Please copy out each line of the entries in which "JSON" appears.

[Opening Input section]

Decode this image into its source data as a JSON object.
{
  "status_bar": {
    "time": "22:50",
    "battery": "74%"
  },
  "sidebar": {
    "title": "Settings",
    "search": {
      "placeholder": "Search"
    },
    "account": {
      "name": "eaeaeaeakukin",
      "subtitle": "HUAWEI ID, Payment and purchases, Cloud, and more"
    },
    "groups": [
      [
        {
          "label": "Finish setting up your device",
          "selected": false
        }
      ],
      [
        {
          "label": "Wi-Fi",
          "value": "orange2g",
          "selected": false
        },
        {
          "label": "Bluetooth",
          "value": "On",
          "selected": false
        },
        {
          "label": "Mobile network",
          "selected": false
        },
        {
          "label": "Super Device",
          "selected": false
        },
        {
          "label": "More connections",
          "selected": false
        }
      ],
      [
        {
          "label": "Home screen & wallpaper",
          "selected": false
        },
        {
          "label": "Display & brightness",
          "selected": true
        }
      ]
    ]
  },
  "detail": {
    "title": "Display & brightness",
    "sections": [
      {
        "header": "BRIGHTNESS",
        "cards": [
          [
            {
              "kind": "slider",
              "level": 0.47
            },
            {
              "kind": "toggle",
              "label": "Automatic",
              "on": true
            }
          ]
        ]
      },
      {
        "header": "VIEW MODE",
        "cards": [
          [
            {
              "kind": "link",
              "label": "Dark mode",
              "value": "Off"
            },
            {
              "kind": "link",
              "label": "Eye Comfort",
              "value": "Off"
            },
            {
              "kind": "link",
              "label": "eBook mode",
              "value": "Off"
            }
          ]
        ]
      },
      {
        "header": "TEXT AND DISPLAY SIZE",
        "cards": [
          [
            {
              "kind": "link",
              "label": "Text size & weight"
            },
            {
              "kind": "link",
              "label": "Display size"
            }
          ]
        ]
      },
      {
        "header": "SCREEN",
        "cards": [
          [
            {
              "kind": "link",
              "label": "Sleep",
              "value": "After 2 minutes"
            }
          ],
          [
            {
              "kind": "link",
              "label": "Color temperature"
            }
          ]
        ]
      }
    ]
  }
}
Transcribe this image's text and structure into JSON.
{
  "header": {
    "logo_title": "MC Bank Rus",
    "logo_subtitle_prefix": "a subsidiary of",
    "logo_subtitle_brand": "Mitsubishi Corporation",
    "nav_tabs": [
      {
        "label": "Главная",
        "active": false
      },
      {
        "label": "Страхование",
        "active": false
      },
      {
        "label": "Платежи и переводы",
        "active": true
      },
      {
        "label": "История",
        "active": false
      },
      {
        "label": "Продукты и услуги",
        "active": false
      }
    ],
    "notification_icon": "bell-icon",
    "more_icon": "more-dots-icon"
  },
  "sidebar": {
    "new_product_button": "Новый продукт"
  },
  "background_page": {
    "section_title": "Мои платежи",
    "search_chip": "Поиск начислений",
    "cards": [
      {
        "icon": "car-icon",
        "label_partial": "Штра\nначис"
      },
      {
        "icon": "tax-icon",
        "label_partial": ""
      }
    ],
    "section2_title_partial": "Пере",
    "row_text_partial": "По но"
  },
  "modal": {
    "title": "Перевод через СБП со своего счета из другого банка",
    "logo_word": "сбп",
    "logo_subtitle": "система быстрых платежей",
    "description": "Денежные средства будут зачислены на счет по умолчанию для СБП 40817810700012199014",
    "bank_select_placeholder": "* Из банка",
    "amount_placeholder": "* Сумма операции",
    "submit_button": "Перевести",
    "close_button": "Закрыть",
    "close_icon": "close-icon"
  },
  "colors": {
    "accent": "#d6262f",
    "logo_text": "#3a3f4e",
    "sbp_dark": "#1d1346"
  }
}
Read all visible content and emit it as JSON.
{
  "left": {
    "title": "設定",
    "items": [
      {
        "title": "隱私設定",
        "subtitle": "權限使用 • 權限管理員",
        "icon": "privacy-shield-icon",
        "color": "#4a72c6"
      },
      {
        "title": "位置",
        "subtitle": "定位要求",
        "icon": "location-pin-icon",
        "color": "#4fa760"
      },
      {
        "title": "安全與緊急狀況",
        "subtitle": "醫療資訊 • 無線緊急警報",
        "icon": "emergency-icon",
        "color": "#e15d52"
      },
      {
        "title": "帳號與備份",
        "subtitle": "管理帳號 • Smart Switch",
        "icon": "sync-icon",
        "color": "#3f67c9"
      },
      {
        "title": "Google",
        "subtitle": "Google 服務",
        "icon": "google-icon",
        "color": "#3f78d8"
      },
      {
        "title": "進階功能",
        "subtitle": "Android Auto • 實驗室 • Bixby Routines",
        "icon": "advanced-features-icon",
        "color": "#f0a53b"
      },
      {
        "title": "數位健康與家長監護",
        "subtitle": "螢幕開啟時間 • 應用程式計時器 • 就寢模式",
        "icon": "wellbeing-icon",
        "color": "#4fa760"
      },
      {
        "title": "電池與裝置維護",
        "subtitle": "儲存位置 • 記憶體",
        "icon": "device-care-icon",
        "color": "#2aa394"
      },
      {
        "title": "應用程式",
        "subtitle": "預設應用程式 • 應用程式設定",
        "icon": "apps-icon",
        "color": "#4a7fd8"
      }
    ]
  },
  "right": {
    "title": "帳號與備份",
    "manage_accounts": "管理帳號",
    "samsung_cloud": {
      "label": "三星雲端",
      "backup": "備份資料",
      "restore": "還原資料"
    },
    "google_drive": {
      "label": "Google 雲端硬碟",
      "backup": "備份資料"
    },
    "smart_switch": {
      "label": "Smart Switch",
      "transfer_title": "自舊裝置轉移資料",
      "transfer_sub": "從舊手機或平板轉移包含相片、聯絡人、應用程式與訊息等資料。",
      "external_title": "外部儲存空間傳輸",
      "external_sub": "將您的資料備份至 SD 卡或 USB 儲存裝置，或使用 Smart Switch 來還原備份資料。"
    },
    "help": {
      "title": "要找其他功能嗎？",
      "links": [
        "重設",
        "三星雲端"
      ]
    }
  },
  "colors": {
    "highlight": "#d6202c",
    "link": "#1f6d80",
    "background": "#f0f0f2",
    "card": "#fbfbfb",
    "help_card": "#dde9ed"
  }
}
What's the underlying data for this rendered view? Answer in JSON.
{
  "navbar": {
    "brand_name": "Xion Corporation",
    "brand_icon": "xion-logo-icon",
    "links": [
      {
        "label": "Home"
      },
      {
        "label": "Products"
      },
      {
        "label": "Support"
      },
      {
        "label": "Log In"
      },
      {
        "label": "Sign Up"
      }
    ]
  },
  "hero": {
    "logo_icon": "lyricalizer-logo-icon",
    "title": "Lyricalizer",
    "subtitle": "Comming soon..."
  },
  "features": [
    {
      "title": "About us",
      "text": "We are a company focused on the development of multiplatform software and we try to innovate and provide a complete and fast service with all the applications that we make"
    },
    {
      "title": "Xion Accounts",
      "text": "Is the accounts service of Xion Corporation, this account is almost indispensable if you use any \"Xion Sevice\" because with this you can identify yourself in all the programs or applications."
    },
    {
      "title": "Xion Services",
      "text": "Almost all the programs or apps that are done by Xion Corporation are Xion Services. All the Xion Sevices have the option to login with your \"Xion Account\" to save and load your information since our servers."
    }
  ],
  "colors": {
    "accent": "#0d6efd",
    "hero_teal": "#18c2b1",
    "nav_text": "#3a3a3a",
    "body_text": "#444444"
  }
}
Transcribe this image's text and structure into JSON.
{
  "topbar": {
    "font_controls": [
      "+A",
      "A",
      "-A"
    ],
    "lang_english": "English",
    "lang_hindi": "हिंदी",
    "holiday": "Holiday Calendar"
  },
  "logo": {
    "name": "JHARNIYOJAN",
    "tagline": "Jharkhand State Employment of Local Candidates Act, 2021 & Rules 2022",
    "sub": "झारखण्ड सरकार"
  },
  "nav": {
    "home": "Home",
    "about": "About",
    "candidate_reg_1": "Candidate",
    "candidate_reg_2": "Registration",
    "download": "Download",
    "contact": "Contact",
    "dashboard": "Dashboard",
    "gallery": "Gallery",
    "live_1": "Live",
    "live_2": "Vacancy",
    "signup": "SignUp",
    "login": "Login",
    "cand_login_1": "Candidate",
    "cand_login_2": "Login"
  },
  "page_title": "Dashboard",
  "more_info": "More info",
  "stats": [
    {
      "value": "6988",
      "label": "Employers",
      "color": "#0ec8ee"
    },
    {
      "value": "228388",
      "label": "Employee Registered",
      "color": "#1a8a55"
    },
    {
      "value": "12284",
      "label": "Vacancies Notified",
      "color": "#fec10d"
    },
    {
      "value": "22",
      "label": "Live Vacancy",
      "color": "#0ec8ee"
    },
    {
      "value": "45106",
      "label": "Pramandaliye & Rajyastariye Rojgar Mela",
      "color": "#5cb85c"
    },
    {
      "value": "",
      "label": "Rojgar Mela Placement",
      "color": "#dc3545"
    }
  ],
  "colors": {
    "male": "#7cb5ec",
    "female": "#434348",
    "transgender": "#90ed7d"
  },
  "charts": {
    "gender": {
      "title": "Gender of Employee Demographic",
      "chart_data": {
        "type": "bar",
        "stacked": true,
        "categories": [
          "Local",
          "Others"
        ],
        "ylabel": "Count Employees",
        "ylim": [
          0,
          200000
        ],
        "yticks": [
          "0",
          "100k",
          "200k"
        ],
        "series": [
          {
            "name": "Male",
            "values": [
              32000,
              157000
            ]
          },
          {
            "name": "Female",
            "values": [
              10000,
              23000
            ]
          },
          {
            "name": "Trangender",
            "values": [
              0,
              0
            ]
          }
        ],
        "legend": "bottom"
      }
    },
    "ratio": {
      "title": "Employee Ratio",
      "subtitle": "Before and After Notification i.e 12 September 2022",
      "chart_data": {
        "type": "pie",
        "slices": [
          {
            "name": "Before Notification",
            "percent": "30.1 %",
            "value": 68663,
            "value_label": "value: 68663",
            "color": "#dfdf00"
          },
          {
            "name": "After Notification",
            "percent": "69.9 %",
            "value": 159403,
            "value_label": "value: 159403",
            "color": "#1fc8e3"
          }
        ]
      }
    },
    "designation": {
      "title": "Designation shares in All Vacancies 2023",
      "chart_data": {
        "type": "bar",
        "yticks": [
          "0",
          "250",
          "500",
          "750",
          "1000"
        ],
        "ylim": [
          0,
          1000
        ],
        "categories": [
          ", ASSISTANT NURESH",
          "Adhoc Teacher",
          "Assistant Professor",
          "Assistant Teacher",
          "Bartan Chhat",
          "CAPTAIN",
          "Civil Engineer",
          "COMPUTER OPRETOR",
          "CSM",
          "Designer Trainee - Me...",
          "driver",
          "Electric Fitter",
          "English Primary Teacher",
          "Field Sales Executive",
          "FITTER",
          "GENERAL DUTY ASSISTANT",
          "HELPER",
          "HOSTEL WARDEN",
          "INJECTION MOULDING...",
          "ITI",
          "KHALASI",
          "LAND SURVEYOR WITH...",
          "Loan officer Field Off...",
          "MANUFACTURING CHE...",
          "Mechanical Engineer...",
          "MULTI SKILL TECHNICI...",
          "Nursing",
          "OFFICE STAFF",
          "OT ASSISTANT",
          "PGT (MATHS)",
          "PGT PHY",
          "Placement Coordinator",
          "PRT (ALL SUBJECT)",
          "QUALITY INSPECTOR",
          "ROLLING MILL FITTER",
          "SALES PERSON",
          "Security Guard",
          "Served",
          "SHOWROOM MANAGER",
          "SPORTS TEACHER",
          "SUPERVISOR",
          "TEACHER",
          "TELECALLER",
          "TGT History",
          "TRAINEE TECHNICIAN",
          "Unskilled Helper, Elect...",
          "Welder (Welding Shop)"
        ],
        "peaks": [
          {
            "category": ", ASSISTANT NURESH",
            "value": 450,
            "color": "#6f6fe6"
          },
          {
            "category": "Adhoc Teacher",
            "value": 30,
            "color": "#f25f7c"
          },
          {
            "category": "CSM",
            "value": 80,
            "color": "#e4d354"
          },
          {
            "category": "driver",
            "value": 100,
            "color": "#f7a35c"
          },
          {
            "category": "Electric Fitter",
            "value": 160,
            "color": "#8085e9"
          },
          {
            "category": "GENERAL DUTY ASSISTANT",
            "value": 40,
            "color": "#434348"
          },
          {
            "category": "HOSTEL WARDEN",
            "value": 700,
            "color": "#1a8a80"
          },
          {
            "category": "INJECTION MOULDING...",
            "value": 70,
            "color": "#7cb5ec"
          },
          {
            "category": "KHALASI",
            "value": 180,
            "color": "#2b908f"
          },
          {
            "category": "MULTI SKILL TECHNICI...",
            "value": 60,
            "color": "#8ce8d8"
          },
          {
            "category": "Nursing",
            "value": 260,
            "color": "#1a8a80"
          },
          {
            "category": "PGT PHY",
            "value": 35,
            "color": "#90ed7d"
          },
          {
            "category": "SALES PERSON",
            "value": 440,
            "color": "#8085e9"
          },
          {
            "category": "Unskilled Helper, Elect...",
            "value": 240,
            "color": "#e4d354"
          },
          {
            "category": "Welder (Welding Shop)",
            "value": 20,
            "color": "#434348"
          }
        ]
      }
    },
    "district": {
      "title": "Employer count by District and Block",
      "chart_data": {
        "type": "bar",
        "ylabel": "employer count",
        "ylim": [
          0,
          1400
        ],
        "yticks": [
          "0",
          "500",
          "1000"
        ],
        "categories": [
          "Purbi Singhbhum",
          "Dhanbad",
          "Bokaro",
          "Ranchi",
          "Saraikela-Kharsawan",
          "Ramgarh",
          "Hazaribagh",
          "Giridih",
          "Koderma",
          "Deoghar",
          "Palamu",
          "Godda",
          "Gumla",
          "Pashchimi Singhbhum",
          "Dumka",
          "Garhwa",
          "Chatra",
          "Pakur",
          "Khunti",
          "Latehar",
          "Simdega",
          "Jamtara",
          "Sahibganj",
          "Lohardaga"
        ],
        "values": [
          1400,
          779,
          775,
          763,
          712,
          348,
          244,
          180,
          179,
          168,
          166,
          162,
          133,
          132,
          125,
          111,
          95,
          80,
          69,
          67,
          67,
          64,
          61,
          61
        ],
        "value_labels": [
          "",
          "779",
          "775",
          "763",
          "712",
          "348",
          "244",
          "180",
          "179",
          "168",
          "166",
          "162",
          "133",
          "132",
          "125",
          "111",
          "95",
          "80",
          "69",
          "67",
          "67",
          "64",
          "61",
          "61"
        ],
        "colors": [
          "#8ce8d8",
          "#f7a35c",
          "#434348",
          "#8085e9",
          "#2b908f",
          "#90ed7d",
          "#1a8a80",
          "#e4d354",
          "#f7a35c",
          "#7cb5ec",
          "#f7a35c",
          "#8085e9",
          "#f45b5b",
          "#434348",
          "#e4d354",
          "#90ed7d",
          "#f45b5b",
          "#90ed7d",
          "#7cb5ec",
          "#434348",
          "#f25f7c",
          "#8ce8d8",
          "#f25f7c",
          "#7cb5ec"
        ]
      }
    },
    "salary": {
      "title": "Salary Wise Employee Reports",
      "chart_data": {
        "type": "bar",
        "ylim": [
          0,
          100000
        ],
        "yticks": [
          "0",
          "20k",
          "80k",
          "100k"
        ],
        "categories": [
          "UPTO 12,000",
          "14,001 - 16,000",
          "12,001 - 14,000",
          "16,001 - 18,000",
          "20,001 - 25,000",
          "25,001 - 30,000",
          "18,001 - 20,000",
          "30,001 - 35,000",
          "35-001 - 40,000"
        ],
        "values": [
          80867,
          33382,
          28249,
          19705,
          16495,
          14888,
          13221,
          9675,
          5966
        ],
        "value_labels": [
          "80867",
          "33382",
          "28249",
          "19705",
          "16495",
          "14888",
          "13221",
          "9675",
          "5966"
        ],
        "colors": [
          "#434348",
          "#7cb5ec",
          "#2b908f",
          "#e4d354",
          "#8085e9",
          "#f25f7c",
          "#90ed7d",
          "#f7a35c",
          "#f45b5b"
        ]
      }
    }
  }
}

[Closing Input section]

Result of this exercise
Decode this image into its source data as a JSON object.
Transcribe this image's text and structure into JSON.
Read all visible content and emit it as JSON.
What's the underlying data for this rendered view? Answer in JSON.
Transcribe this image's text and structure into JSON.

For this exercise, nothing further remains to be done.